▶ [EXERCISE INPUT]
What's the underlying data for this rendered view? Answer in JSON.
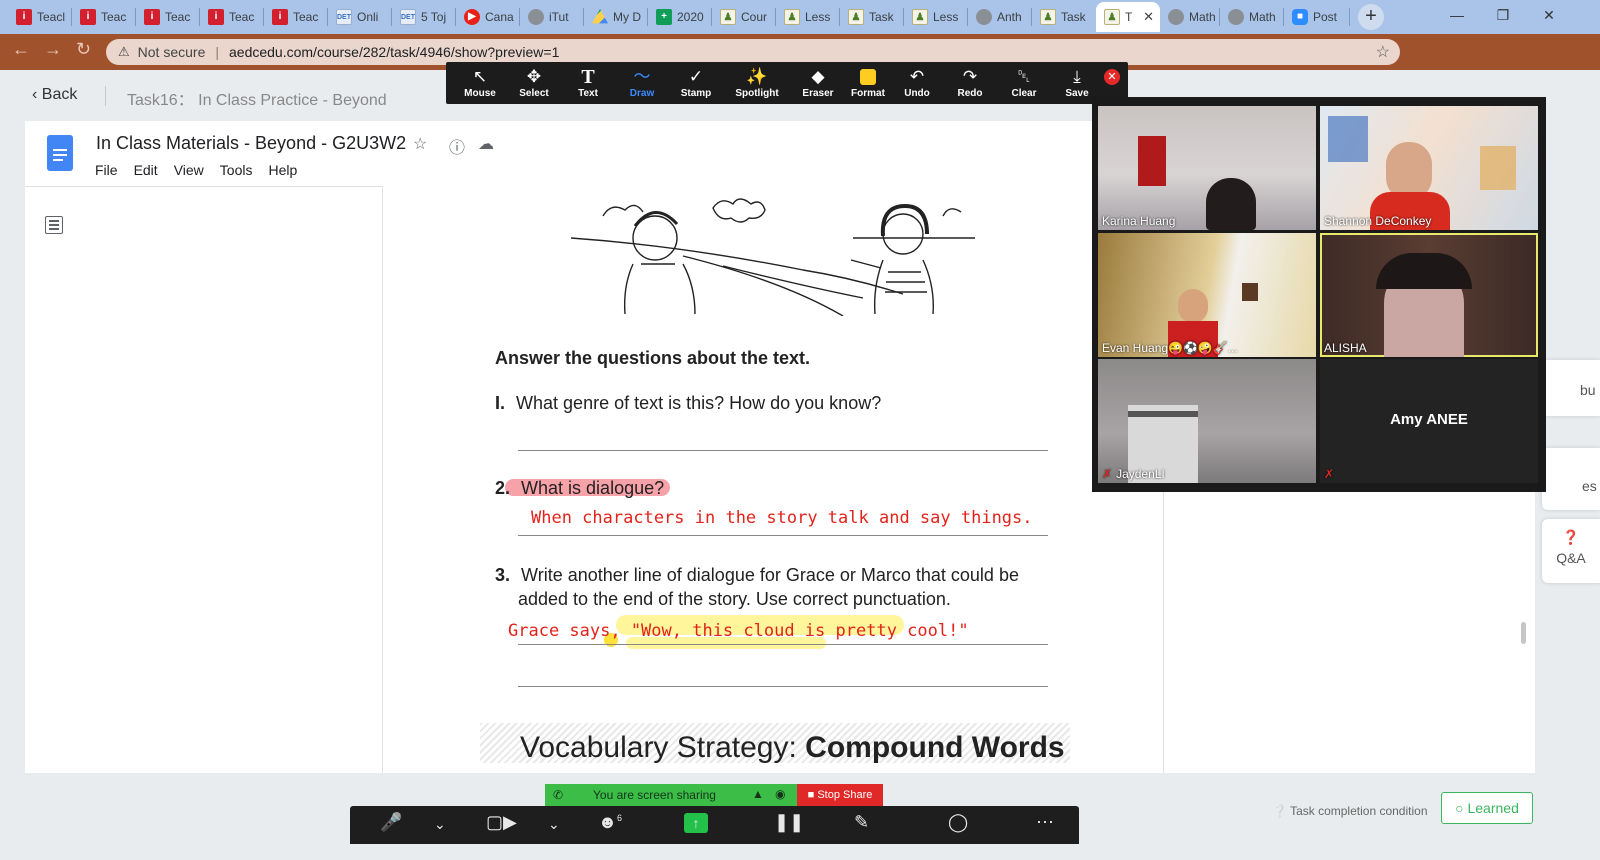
{
  "browser": {
    "tabs": [
      {
        "title": "Teacl",
        "icon": "i-brand-icon"
      },
      {
        "title": "Teac",
        "icon": "i-brand-icon"
      },
      {
        "title": "Teac",
        "icon": "i-brand-icon"
      },
      {
        "title": "Teac",
        "icon": "i-brand-icon"
      },
      {
        "title": "Teac",
        "icon": "i-brand-icon"
      },
      {
        "title": "Onli",
        "icon": "doc-icon"
      },
      {
        "title": "5 Toj",
        "icon": "doc-icon"
      },
      {
        "title": "Cana",
        "icon": "record-icon"
      },
      {
        "title": "iTut",
        "icon": "globe-icon"
      },
      {
        "title": "My D",
        "icon": "drive-icon"
      },
      {
        "title": "2020",
        "icon": "sheets-icon"
      },
      {
        "title": "Cour",
        "icon": "task-icon"
      },
      {
        "title": "Less",
        "icon": "task-icon"
      },
      {
        "title": "Task",
        "icon": "task-icon"
      },
      {
        "title": "Less",
        "icon": "task-icon"
      },
      {
        "title": "Anth",
        "icon": "globe-icon"
      },
      {
        "title": "Task",
        "icon": "task-icon"
      },
      {
        "title": "T",
        "icon": "task-icon",
        "active": true
      },
      {
        "title": "Math",
        "icon": "globe-icon"
      },
      {
        "title": "Math",
        "icon": "globe-icon"
      },
      {
        "title": "Post",
        "icon": "zoom-icon"
      }
    ],
    "new_tab_label": "+",
    "security_label": "Not secure",
    "url": "aedcedu.com/course/282/task/4946/show?preview=1"
  },
  "page": {
    "back_label": "Back",
    "task_title": "Task16： In Class Practice - Beyond",
    "task_condition": "Task completion condition",
    "learned_label": "Learned",
    "qa_label": "Q&A",
    "side_label_1": "bu",
    "side_label_2": "es"
  },
  "doc": {
    "title": "In Class Materials - Beyond - G2U3W2",
    "menu": [
      "File",
      "Edit",
      "View",
      "Tools",
      "Help"
    ],
    "heading": "Answer the questions about the text.",
    "questions": [
      {
        "num": "I.",
        "text": "What genre of text is this? How do you know?"
      },
      {
        "num": "2.",
        "text": "What is dialogue?"
      },
      {
        "num": "3.",
        "text": "Write another line of dialogue for Grace or Marco that could be",
        "text2": "added to the end of the story. Use correct punctuation."
      }
    ],
    "answer_2": "When characters in the story talk and say things.",
    "answer_3": "Grace says, \"Wow, this cloud is pretty cool!\"",
    "vocab_prefix": "Vocabulary Strategy: ",
    "vocab_bold": "Compound Words"
  },
  "annotate_toolbar": {
    "tools": [
      {
        "label": "Mouse",
        "icon": "cursor-icon",
        "glyph": "↖"
      },
      {
        "label": "Select",
        "icon": "move-icon",
        "glyph": "✥"
      },
      {
        "label": "Text",
        "icon": "text-icon",
        "glyph": "T"
      },
      {
        "label": "Draw",
        "icon": "squiggle-icon",
        "glyph": "〜",
        "selected": true
      },
      {
        "label": "Stamp",
        "icon": "check-icon",
        "glyph": "✓"
      },
      {
        "label": "Spotlight",
        "icon": "wand-icon",
        "glyph": "✨"
      },
      {
        "label": "Eraser",
        "icon": "eraser-icon",
        "glyph": "◆"
      },
      {
        "label": "Format",
        "icon": "color-swatch-icon",
        "glyph": ""
      },
      {
        "label": "Undo",
        "icon": "undo-icon",
        "glyph": "↶"
      },
      {
        "label": "Redo",
        "icon": "redo-icon",
        "glyph": "↷"
      },
      {
        "label": "Clear",
        "icon": "trash-icon",
        "glyph": "␡"
      },
      {
        "label": "Save",
        "icon": "save-icon",
        "glyph": "⤓"
      }
    ],
    "format_color": "#ffcd21",
    "selected_color": "#3a8bff"
  },
  "gallery": {
    "participants": [
      {
        "name": "Karina Huang",
        "muted": false
      },
      {
        "name": "Shannon DeConkey",
        "muted": false
      },
      {
        "name": "Evan Huang😜⚽🤪🎸...",
        "muted": false
      },
      {
        "name": "ALISHA",
        "muted": false,
        "speaking": true
      },
      {
        "name": "JaydenLI",
        "muted": true
      },
      {
        "name": "Amy ANEE",
        "muted": true,
        "video_off": true
      }
    ]
  },
  "zoom": {
    "share_banner": "You are screen sharing",
    "stop_share": "Stop Share",
    "participant_count": "6"
  },
  "colors": {
    "annotation_red": "#e3231b",
    "highlight_yellow": "#fff27a",
    "highlight_pink": "#f7a1a8",
    "learned_green": "#3cb55f",
    "share_green": "#3bbd48",
    "stop_red": "#e02828"
  }
}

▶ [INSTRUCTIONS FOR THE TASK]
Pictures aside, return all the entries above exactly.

▶ [RESULT FOR THIS EXERCISE]
What's the underlying data for this rendered view? Answer in JSON.
{
  "browser": {
    "tabs": [
      {
        "title": "Teacl",
        "icon": "i-brand-icon"
      },
      {
        "title": "Teac",
        "icon": "i-brand-icon"
      },
      {
        "title": "Teac",
        "icon": "i-brand-icon"
      },
      {
        "title": "Teac",
        "icon": "i-brand-icon"
      },
      {
        "title": "Teac",
        "icon": "i-brand-icon"
      },
      {
        "title": "Onli",
        "icon": "doc-icon"
      },
      {
        "title": "5 Toj",
        "icon": "doc-icon"
      },
      {
        "title": "Cana",
        "icon": "record-icon"
      },
      {
        "title": "iTut",
        "icon": "globe-icon"
      },
      {
        "title": "My D",
        "icon": "drive-icon"
      },
      {
        "title": "2020",
        "icon": "sheets-icon"
      },
      {
        "title": "Cour",
        "icon": "task-icon"
      },
      {
        "title": "Less",
        "icon": "task-icon"
      },
      {
        "title": "Task",
        "icon": "task-icon"
      },
      {
        "title": "Less",
        "icon": "task-icon"
      },
      {
        "title": "Anth",
        "icon": "globe-icon"
      },
      {
        "title": "Task",
        "icon": "task-icon"
      },
      {
        "title": "T",
        "icon": "task-icon",
        "active": true
      },
      {
        "title": "Math",
        "icon": "globe-icon"
      },
      {
        "title": "Math",
        "icon": "globe-icon"
      },
      {
        "title": "Post",
        "icon": "zoom-icon"
      }
    ],
    "new_tab_label": "+",
    "security_label": "Not secure",
    "url": "aedcedu.com/course/282/task/4946/show?preview=1"
  },
  "page": {
    "back_label": "Back",
    "task_title": "Task16： In Class Practice - Beyond",
    "task_condition": "Task completion condition",
    "learned_label": "Learned",
    "qa_label": "Q&A",
    "side_label_1": "bu",
    "side_label_2": "es"
  },
  "doc": {
    "title": "In Class Materials - Beyond - G2U3W2",
    "menu": [
      "File",
      "Edit",
      "View",
      "Tools",
      "Help"
    ],
    "heading": "Answer the questions about the text.",
    "questions": [
      {
        "num": "I.",
        "text": "What genre of text is this? How do you know?"
      },
      {
        "num": "2.",
        "text": "What is dialogue?"
      },
      {
        "num": "3.",
        "text": "Write another line of dialogue for Grace or Marco that could be",
        "text2": "added to the end of the story. Use correct punctuation."
      }
    ],
    "answer_2": "When characters in the story talk and say things.",
    "answer_3": "Grace says, \"Wow, this cloud is pretty cool!\"",
    "vocab_prefix": "Vocabulary Strategy: ",
    "vocab_bold": "Compound Words"
  },
  "annotate_toolbar": {
    "tools": [
      {
        "label": "Mouse",
        "icon": "cursor-icon",
        "glyph": "↖"
      },
      {
        "label": "Select",
        "icon": "move-icon",
        "glyph": "✥"
      },
      {
        "label": "Text",
        "icon": "text-icon",
        "glyph": "T"
      },
      {
        "label": "Draw",
        "icon": "squiggle-icon",
        "glyph": "〜",
        "selected": true
      },
      {
        "label": "Stamp",
        "icon": "check-icon",
        "glyph": "✓"
      },
      {
        "label": "Spotlight",
        "icon": "wand-icon",
        "glyph": "✨"
      },
      {
        "label": "Eraser",
        "icon": "eraser-icon",
        "glyph": "◆"
      },
      {
        "label": "Format",
        "icon": "color-swatch-icon",
        "glyph": ""
      },
      {
        "label": "Undo",
        "icon": "undo-icon",
        "glyph": "↶"
      },
      {
        "label": "Redo",
        "icon": "redo-icon",
        "glyph": "↷"
      },
      {
        "label": "Clear",
        "icon": "trash-icon",
        "glyph": "␡"
      },
      {
        "label": "Save",
        "icon": "save-icon",
        "glyph": "⤓"
      }
    ],
    "format_color": "#ffcd21",
    "selected_color": "#3a8bff"
  },
  "gallery": {
    "participants": [
      {
        "name": "Karina Huang",
        "muted": false
      },
      {
        "name": "Shannon DeConkey",
        "muted": false
      },
      {
        "name": "Evan Huang😜⚽🤪🎸...",
        "muted": false
      },
      {
        "name": "ALISHA",
        "muted": false,
        "speaking": true
      },
      {
        "name": "JaydenLI",
        "muted": true
      },
      {
        "name": "Amy ANEE",
        "muted": true,
        "video_off": true
      }
    ]
  },
  "zoom": {
    "share_banner": "You are screen sharing",
    "stop_share": "Stop Share",
    "participant_count": "6"
  },
  "colors": {
    "annotation_red": "#e3231b",
    "highlight_yellow": "#fff27a",
    "highlight_pink": "#f7a1a8",
    "learned_green": "#3cb55f",
    "share_green": "#3bbd48",
    "stop_red": "#e02828"
  }
}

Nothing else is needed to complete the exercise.